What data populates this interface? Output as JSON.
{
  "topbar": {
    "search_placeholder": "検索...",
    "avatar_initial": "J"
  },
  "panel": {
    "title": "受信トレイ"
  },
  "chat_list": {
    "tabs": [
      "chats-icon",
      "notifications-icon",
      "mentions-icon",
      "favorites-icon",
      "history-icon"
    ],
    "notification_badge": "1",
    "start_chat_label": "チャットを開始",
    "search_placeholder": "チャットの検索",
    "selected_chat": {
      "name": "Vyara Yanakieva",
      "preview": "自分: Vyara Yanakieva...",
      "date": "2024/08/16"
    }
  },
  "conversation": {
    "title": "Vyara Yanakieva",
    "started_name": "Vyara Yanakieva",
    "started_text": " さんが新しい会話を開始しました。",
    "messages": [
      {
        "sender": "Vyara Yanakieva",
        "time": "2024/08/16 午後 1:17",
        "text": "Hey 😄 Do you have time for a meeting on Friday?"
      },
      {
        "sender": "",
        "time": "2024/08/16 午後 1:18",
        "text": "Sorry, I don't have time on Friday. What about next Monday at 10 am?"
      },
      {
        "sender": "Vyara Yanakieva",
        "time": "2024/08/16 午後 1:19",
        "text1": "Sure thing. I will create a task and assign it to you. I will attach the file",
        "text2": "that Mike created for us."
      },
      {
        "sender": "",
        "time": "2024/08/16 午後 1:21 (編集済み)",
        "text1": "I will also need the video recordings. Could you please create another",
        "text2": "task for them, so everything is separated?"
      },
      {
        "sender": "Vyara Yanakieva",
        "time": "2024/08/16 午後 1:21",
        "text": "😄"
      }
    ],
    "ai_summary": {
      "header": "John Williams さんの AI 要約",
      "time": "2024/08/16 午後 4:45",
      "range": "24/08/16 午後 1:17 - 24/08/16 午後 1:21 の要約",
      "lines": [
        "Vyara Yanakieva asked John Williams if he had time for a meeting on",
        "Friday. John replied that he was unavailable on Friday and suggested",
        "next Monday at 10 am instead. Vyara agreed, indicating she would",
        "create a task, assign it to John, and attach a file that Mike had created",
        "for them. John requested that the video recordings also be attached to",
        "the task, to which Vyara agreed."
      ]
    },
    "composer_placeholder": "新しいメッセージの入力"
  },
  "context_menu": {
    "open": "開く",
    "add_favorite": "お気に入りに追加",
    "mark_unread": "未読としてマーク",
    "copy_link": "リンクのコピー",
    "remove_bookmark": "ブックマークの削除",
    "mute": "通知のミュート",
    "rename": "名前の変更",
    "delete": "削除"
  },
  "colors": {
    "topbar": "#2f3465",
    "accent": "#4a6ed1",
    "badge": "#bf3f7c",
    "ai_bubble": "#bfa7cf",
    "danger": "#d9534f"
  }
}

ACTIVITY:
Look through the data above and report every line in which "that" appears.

RESULT OF THIS EXERCISE:
        "text2": "that Mike created for us."
        "Friday. John replied that he was unavailable on Friday and suggested",
        "create a task, assign it to John, and attach a file that Mike had created",
        "for them. John requested that the video recordings also be attached to",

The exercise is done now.